Find the string "giao" in the entries and copy each line that has it.

=-=-=-=-=

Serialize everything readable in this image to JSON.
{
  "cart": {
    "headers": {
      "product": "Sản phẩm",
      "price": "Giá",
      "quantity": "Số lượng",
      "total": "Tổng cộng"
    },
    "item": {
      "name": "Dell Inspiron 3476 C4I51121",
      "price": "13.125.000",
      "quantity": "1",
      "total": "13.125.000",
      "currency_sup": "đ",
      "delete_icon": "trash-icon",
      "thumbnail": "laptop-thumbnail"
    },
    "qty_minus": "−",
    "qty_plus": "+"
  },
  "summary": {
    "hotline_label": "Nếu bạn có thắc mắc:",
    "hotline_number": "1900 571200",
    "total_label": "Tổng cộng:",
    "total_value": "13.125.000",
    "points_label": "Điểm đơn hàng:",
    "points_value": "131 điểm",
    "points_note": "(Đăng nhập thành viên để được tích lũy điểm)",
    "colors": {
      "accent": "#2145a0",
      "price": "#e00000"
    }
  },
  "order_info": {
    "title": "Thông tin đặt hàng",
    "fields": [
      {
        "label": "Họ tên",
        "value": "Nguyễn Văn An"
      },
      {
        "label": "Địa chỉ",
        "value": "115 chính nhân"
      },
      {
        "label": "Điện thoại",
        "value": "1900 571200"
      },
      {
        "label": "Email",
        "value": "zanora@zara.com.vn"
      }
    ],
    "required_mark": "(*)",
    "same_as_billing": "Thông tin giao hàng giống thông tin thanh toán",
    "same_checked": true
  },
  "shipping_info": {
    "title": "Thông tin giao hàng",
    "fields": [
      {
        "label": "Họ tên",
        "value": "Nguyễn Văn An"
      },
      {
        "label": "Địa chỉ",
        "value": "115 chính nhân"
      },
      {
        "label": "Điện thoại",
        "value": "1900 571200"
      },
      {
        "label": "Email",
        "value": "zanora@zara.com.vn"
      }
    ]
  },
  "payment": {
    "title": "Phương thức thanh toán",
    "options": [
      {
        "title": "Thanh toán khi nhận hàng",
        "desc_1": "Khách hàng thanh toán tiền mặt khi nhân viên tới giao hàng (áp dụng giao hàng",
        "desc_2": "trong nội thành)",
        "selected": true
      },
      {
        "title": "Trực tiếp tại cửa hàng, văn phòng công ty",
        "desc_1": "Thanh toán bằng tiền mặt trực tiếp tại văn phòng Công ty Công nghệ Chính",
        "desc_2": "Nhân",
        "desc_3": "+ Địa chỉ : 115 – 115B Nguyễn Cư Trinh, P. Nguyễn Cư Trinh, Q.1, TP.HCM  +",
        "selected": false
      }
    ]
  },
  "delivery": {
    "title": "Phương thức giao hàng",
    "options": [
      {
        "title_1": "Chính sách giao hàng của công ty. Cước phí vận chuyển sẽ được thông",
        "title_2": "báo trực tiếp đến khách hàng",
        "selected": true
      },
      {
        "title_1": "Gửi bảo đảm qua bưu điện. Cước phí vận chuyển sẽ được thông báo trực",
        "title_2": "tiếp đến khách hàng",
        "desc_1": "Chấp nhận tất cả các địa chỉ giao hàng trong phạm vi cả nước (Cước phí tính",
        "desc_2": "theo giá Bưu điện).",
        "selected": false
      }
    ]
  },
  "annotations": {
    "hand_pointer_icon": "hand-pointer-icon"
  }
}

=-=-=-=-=

• [YOUR RESPONSE]:
    "same_as_billing": "Thông tin giao hàng giống thông tin thanh toán",
    "title": "Thông tin giao hàng",
        "desc_1": "Khách hàng thanh toán tiền mặt khi nhân viên tới giao hàng (áp dụng giao hàng",
    "title": "Phương thức giao hàng",
        "title_1": "Chính sách giao hàng của công ty. Cước phí vận chuyển sẽ được thông",
        "desc_1": "Chấp nhận tất cả các địa chỉ giao hàng trong phạm vi cả nước (Cước phí tính",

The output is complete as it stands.